    Thanks, Merry Christmas

  30. Rodalpho said on December 5, 2012 at 7:37 pm

    Windows has SMART monitoring built in, so yes I am monitoring my drives. This software looks interesting, though, so count me in!

  31. vhick said on December 5, 2012 at 7:52 pm

    Currentyly, I still not using some HDD monitoring software like this. My horror story: I just ignore the notification of Windows 7 that the hard drive is going to fail. I don’t have a backup HDD that will backup almost 500+ GB of files. After the restart, the HDD is not detected even in BIOS. I felt regret till now and some of my important file is on my 1TB HDD.

  32. apn58 said on December 5, 2012 at 8:32 pm

    Ashampoo is my favorite software company.

  33. gh said on December 5, 2012 at 9:47 pm

    I use the free HD tune to run benchmarks and monitor smart/health, but this needs to be run. If HDD Control 2 uses few system resources, it would be nice to have a constant monitor.

  34. leroma said on December 5, 2012 at 10:26 pm

    I don’t use any HDD monitoring tool, but I try to keep 3 discs in sync. Some files that may be shared goes to the cloud, but this accounts for less than 0.5% of my data, mainly because of connection speeds.

  35. Rene said on December 6, 2012 at 12:10 am

    I really want to win this! Currently I use CrystalDiskInfo. I want to try something new for a change. Thanks for the giveaway.

  36. Johan Gustavsson said on December 6, 2012 at 12:45 am

    I don’t currently monitor my HDDs (My main C: Drive is a SSD), but maybe I should? I think this is a great piece of software for that!

  37. JFP said on December 6, 2012 at 4:16 am

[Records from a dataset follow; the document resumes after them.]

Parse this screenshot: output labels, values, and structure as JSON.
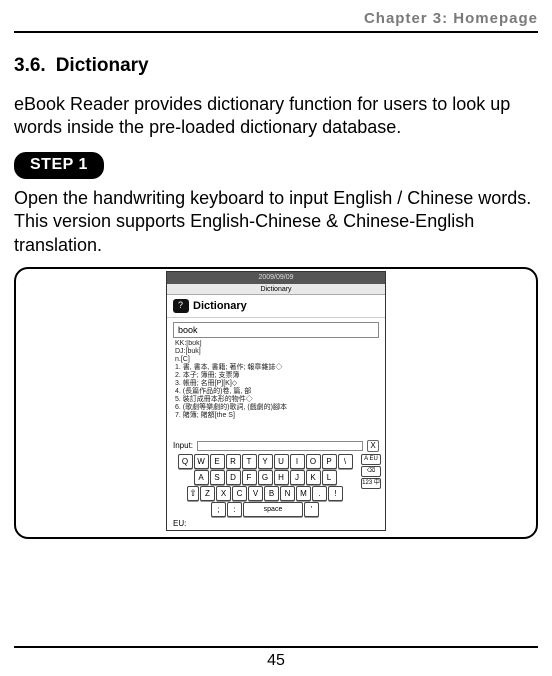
{
  "header": {
    "chapter": "Chapter 3: Homepage"
  },
  "section": {
    "number": "3.6.",
    "title": "Dictionary"
  },
  "paragraphs": {
    "intro": "eBook Reader provides dictionary function for users to look up words inside the pre-loaded dictionary database.",
    "step1_body": "Open the handwriting keyboard to input English / Chinese words. This version supports English-Chinese & Chinese-English translation."
  },
  "step_label": "STEP 1",
  "page_number": "45",
  "device": {
    "date": "2009/09/09",
    "title": "Dictionary",
    "brand": "Dictionary",
    "word": "book",
    "phonetics": {
      "kk": "KK:[bʊk]",
      "dj": "DJ:[buk]"
    },
    "pos": "n.[C]",
    "defs": [
      "1. 書, 書本, 書籍; 著作; 報章雜誌◇",
      "2. 本子; 簿冊; 支票簿",
      "3. 帳冊; 名冊[P][K]◇",
      "4. (長篇作品的)卷, 篇, 部",
      "5. 裝訂成冊本形的物件◇",
      "6. (歌劇等樂劇的)歌詞, (戲劇的)腳本",
      "7. 賭簿; 賭額[the S]"
    ],
    "input_label": "Input:",
    "close_x": "X",
    "eu_label": "EU:",
    "keyboard": {
      "row1": [
        "Q",
        "W",
        "E",
        "R",
        "T",
        "Y",
        "U",
        "I",
        "O",
        "P",
        "\\"
      ],
      "row2": [
        "A",
        "S",
        "D",
        "F",
        "G",
        "H",
        "J",
        "K",
        "L"
      ],
      "row3_shift": "⇧",
      "row3": [
        "Z",
        "X",
        "C",
        "V",
        "B",
        "N",
        "M",
        ".",
        "!"
      ],
      "row4": [
        ";",
        ":"
      ],
      "space": "space",
      "row4_end": [
        "'"
      ],
      "side": [
        "A EU",
        "⌫",
        "123 中"
      ]
    }
  }
}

    I have Hard Disk Sentinel right now but i’m not sure if it is ok with the result it give me.

    I’d like to have this Ashampoo soft.


  38. Tblogger said on December 6, 2012 at 8:18 am

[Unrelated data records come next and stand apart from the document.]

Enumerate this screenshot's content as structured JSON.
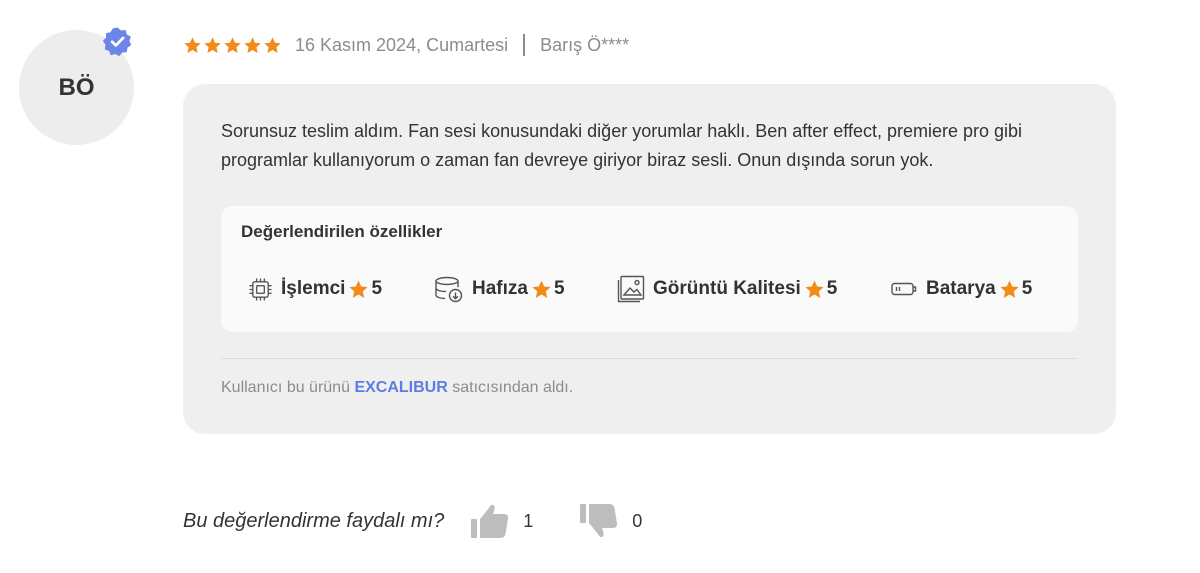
{
  "review": {
    "avatar_initials": "BÖ",
    "verified_icon": "verified-check-badge-icon",
    "rating": 5,
    "rating_max": 5,
    "date": "16 Kasım 2024, Cumartesi",
    "separator": "|",
    "author": "Barış Ö****",
    "comment": "Sorunsuz teslim aldım. Fan sesi konusundaki diğer yorumlar haklı. Ben after effect, premiere pro gibi programlar kullanıyorum o zaman fan devreye giriyor biraz sesli. Onun dışında sorun yok.",
    "features_title": "Değerlendirilen özellikler",
    "features": [
      {
        "icon": "cpu-icon",
        "label": "İşlemci",
        "score": "5"
      },
      {
        "icon": "memory-storage-icon",
        "label": "Hafıza",
        "score": "5"
      },
      {
        "icon": "image-quality-icon",
        "label": "Görüntü Kalitesi",
        "score": "5"
      },
      {
        "icon": "battery-icon",
        "label": "Batarya",
        "score": "5"
      }
    ],
    "seller_prefix": "Kullanıcı bu ürünü",
    "seller_name": "EXCALIBUR",
    "seller_suffix": "satıcısından aldı."
  },
  "helpful": {
    "question": "Bu değerlendirme faydalı mı?",
    "up_count": "1",
    "down_count": "0"
  },
  "colors": {
    "star": "#f28b1a",
    "verified": "#6b86e8",
    "seller_link": "#5b7fe0",
    "card_bg": "#efefef",
    "thumb": "#bdbdbd"
  }
}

    I was Downloaded This Awesome software Many months Ago, then i liked it tooooo much , but i cannot buy that software so that , i had no choice but to leave that software , i have too much addiction for that software even now.

    I will be happy to hope one license .

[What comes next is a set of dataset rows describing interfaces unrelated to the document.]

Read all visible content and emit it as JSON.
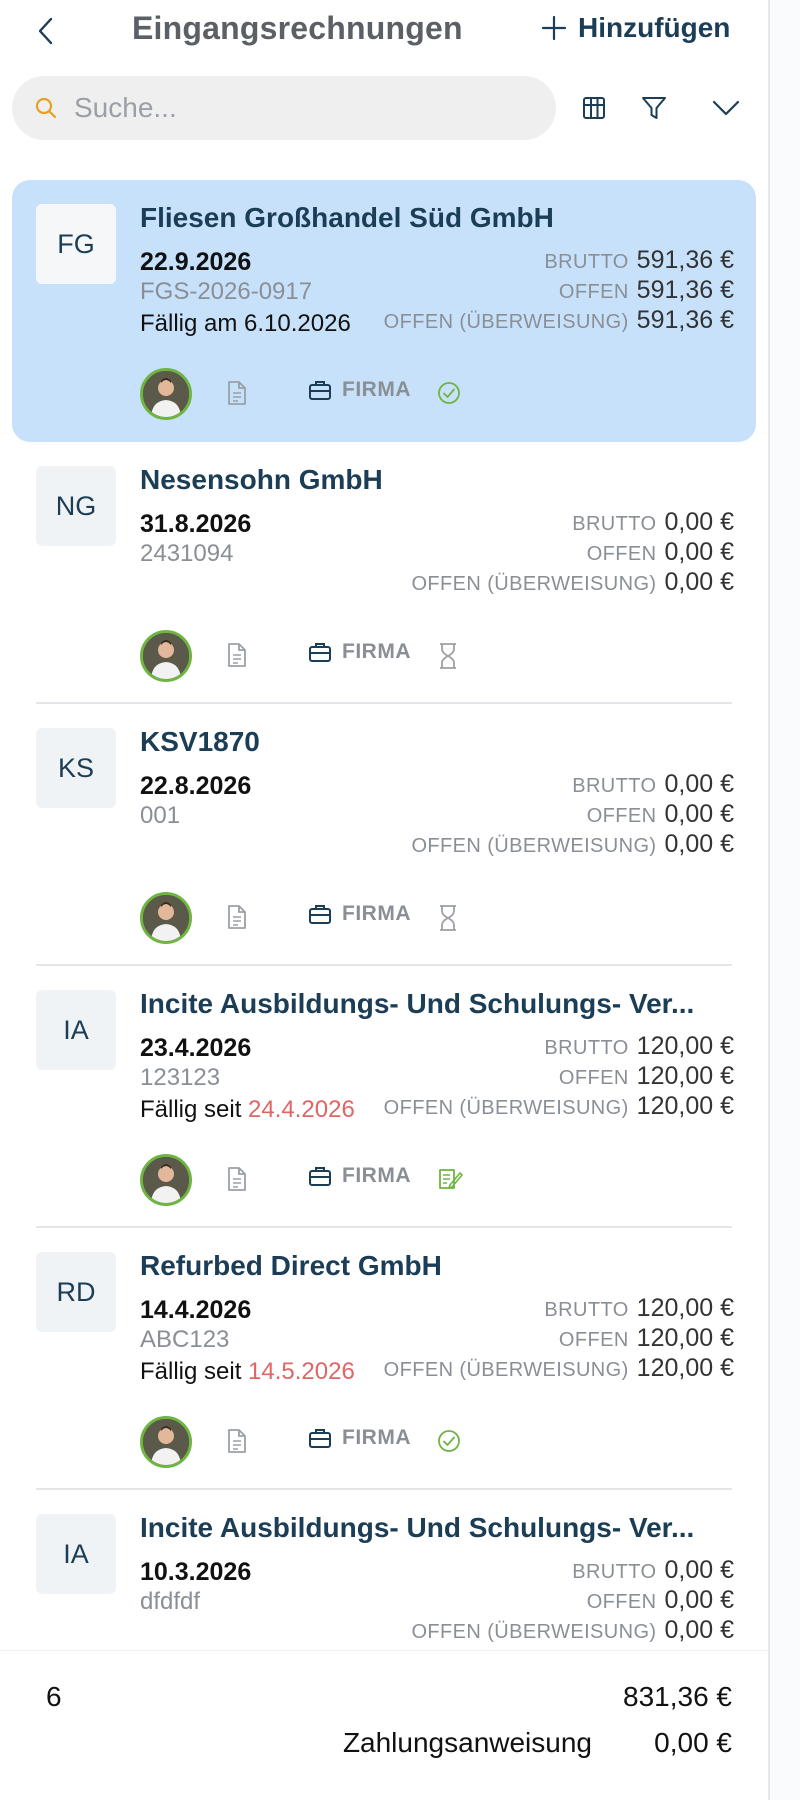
{
  "header": {
    "title": "Eingangsrechnungen",
    "add_label": "Hinzufügen"
  },
  "search": {
    "placeholder": "Suche..."
  },
  "labels": {
    "brutto": "BRUTTO",
    "offen": "OFFEN",
    "offen_ueberweisung": "OFFEN (ÜBERWEISUNG)",
    "firma": "FIRMA"
  },
  "invoices": [
    {
      "initials": "FG",
      "vendor": "Fliesen Großhandel Süd GmbH",
      "date": "22.9.2026",
      "number": "FGS-2026-0917",
      "due_prefix": "Fällig am",
      "due_date": "6.10.2026",
      "due_overdue": false,
      "brutto": "591,36 €",
      "offen": "591,36 €",
      "offen_ueberweisung": "591,36 €",
      "status_icon": "check-circle-icon",
      "selected": true
    },
    {
      "initials": "NG",
      "vendor": "Nesensohn GmbH",
      "date": "31.8.2026",
      "number": "2431094",
      "due_prefix": "",
      "due_date": "",
      "due_overdue": false,
      "brutto": "0,00 €",
      "offen": "0,00 €",
      "offen_ueberweisung": "0,00 €",
      "status_icon": "hourglass-icon",
      "selected": false
    },
    {
      "initials": "KS",
      "vendor": "KSV1870",
      "date": "22.8.2026",
      "number": "001",
      "due_prefix": "",
      "due_date": "",
      "due_overdue": false,
      "brutto": "0,00 €",
      "offen": "0,00 €",
      "offen_ueberweisung": "0,00 €",
      "status_icon": "hourglass-icon",
      "selected": false
    },
    {
      "initials": "IA",
      "vendor": "Incite Ausbildungs- Und Schulungs- Ver...",
      "date": "23.4.2026",
      "number": "123123",
      "due_prefix": "Fällig seit",
      "due_date": "24.4.2026",
      "due_overdue": true,
      "brutto": "120,00 €",
      "offen": "120,00 €",
      "offen_ueberweisung": "120,00 €",
      "status_icon": "edit-document-icon",
      "selected": false
    },
    {
      "initials": "RD",
      "vendor": "Refurbed Direct GmbH",
      "date": "14.4.2026",
      "number": "ABC123",
      "due_prefix": "Fällig seit",
      "due_date": "14.5.2026",
      "due_overdue": true,
      "brutto": "120,00 €",
      "offen": "120,00 €",
      "offen_ueberweisung": "120,00 €",
      "status_icon": "check-circle-icon",
      "selected": false
    },
    {
      "initials": "IA",
      "vendor": "Incite Ausbildungs- Und Schulungs- Ver...",
      "date": "10.3.2026",
      "number": "dfdfdf",
      "due_prefix": "",
      "due_date": "",
      "due_overdue": false,
      "brutto": "0,00 €",
      "offen": "0,00 €",
      "offen_ueberweisung": "0,00 €",
      "status_icon": "check-circle-icon",
      "selected": false
    }
  ],
  "footer": {
    "count": "6",
    "total": "831,36 €",
    "zahlung_label": "Zahlungsanweisung",
    "zahlung_value": "0,00 €"
  },
  "colors": {
    "accent": "#1b3d55",
    "selected_bg": "#c7e1fb",
    "overdue": "#e06565",
    "success": "#6fb542",
    "search_icon": "#e8a020"
  }
}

    I am currently not monitoring my hard-drive , but by chance if my luck success To Win then surely install it and use ,

    many many thanks for this , You have again lit a light of hope for using this Software.

  39. Ghost said on December 6, 2012 at 10:22 am

    Until now, it was fine. Thanks.

  40. Shea Bunge said on December 6, 2012 at 12:20 pm

    I’ve never had any troubles with my own personal hard drive, but my brother has had no end of troubles with his external. One day it just decided to stop working… time to dig out those old backups.

    That said, I have had plenty of trouble with USB drives. They have been: misplaced, stolen and run over by a bus, yanked out of the computer by some irresponsible idiot, and just failed randomly at the worst possible time.

    Nowadays, I still use and love USBs and hard drives, but I keep my important stuff in Dropbox, and I try to keep regular backups.

  41. kurtextrem said on December 6, 2012 at 4:03 pm

    I’m not monitoring right now, but sometimes my PC lags and the light for “hdd is busy” is on and won’t go off. I’m not sure what’s happening… Maybe it’s time to take a look at the health of my HDD.

  42. Vijay said on December 6, 2012 at 9:13 pm

    I do not have a HDD monitoring tool installed. It would be great to try ” Ashampoo HDD Control 2 “

  43. Zeus said on December 6, 2012 at 9:44 pm

    Count me in! I don’t monitor my hard drives right now, but I do have a horror story: my first computer suffered multiple hard drive crashes.

  44. Ankur Gupta said on December 7, 2012 at 7:54 am

    I need this software.

  45. Q said on December 7, 2012 at 5:10 pm

    I do monitor hard disks. I typically use SpeedFan to monitor them.

  46. Jeffery Marizo said on December 10, 2012 at 6:36 am

    I’m in on this software! I’m using four harddrives on my PC. Count me in Thanks